At the same time, Atmel's SAM4S series is also based on the ARM Cortex-M4 processor core. It operates at higher maximum speed of 120 MHz and features up to 2048 Kbytes of Flash, with optional dual-bank implementation and cache memory, and up to 160 Kbytes of SRAM. The peripheral set includes a full-speed USB device port with embedded transceiver, a high-speed MCI for SDIO/SD/MMC, an external Bus interface with memory controller, two USARTs, two UARTs, two TWIs, three SPIs, one I²S, as well as one PWM timer, two three-channel general-purpose 16-bit timers (with stepper motor and quadrature decoder logic support), one RTC, one 12-bit ADC, one 12-bit DAC and one analog comparator.

All of this brings even greater demands on the packaging and the pin count. The family has up to seventy-nine I/O lines with external interrupt capability (edge or level sensitivity), debouncing, glitch filtering and on-die series resistor termination, as well as three 32-bit Parallel Input/Output Controllers.

This leads to a range of packages, from 100 leads down to 48 leads, but using the more traditional technologies:

100-lead packages
  • LQFP, 14 x 14 mm, pitch 0.5 mm
  • TFBGA, 9 x 9 mm, pitch 0.8 mm
  • VFBGA, 7 x 7 mm, pitch 0.65 mm
64-lead packages
  • LQFP, 10 x 10 mm, pitch 0.5 mm
  • QFN, 9 x 9 mm, pitch 0.5 mm
  • WLCSP, 4.42 x 3.42 mm, pitch 0.4 mm (SAM4S16/S8)
  • WLCSP, 3.32 x 3.32 mm, pitch 0.4 mm (SAM4S4/S2)
48-lead packages
  • LQFP, 7 x 7 mm, pitch 0.5 mm
  • QFN, 7 x 7 mm, pitch 0.5 mm

Figure 3: The Atmel SAM4S family has a much wider range of peripheral options leading to larger packages.

Future trends

New packaging technologies that stack die on top of each other in the same package also help to reduce the overall footprint. Instead of having a separate memory chip alongside the microcontroller, the microcontroller die is mounted on top of a memory die or large FPGA in one package. This approach, commonly called 2.5D, requires a silicon interposer and through silicon vias (TSVs) which is a relatively new technology that is now maturing and becoming more common. This is used in high-end devices that need larger amounts of memory that cannot be cost effectively integrated on a single die.

Full 3D packaging sees multiple die stacked directly on top of each other; perhaps with I/O pads on the edges to allow interconnect between the different devices. While this has been a long-term aim of miniaturization, combining all the elements on a printed circuit board from the microcontroller to memory and wireless interface into one packaged device, it has yet to overcome a number of cost, reliability and thermal issues.


The wide range of microcontrollers from multiple vendors hides a strategy in the miniaturization of such devices. The range of packaging in different families from one vendor, all around the same core, demonstrates the complex tradeoff between footprint, peripheral mix, power, and system size.
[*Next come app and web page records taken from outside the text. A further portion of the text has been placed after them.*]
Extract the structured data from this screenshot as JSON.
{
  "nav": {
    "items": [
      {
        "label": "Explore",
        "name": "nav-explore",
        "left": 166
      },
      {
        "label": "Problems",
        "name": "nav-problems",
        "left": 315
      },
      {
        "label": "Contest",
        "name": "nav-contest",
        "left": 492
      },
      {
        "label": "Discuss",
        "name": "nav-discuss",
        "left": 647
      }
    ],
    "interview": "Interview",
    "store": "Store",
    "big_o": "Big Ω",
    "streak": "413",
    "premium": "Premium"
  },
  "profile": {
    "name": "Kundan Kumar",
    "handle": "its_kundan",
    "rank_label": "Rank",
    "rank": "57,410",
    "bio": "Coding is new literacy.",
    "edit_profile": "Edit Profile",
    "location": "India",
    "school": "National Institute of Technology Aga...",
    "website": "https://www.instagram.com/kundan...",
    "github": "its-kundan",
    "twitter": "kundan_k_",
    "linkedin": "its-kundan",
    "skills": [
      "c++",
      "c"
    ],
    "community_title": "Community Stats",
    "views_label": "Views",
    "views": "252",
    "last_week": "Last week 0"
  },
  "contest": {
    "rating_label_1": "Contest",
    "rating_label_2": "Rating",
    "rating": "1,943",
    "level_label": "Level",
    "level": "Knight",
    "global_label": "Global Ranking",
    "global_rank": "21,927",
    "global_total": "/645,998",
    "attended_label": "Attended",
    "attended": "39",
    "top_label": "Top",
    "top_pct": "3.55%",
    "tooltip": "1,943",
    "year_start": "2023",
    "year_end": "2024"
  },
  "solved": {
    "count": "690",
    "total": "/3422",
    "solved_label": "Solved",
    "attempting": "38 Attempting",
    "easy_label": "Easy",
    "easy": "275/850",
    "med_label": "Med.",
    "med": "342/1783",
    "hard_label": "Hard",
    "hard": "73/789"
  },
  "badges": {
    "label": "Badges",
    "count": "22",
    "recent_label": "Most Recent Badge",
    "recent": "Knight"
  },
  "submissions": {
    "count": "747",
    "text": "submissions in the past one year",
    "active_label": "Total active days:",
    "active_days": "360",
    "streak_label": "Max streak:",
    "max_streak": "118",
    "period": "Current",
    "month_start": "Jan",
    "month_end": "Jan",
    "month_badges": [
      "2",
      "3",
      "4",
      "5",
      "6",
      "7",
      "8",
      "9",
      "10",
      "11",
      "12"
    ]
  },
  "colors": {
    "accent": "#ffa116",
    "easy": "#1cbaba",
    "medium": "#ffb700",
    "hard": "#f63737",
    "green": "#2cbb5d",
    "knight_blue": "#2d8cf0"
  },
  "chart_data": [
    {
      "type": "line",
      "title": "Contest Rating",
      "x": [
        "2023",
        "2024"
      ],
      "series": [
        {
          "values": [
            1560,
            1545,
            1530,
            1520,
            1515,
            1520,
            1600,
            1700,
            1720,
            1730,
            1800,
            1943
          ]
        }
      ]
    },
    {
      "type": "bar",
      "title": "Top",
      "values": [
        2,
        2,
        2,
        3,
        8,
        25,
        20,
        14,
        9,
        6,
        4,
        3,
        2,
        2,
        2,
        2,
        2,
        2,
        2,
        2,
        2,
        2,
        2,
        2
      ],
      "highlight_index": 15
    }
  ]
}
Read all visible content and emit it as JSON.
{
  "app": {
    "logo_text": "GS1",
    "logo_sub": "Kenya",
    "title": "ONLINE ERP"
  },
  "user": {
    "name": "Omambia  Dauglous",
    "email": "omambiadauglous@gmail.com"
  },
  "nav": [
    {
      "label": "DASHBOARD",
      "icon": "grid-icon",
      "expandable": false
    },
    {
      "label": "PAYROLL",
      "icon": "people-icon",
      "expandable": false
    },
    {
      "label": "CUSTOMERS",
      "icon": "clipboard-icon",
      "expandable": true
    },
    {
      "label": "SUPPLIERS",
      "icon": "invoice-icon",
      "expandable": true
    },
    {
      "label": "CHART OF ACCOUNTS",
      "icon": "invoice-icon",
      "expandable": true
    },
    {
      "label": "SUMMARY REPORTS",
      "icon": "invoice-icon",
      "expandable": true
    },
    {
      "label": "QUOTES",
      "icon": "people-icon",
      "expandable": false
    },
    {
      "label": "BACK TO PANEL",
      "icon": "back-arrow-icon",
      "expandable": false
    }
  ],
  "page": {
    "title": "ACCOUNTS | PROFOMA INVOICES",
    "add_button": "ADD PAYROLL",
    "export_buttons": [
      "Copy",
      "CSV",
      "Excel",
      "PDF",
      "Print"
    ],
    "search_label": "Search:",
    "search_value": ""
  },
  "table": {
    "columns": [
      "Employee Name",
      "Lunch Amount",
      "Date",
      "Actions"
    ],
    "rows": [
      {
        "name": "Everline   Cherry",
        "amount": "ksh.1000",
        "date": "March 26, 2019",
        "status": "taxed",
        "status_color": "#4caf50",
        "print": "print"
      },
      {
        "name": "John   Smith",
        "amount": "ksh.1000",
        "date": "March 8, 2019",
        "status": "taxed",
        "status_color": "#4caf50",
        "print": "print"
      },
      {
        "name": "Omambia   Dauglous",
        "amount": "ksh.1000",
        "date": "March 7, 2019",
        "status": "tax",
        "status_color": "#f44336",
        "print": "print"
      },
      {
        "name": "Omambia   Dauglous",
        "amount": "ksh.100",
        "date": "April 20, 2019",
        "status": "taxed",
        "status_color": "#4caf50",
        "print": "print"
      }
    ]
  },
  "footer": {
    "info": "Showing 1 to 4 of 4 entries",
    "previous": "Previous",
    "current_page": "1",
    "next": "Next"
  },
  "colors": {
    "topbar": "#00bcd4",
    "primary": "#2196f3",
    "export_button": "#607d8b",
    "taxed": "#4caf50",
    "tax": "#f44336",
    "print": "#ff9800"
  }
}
Further down the performance curve, 32-bit controllers with complex peripherals are now little more than a couple of square millimeters, becoming 'silicon dust' that permeates the Internet of Things.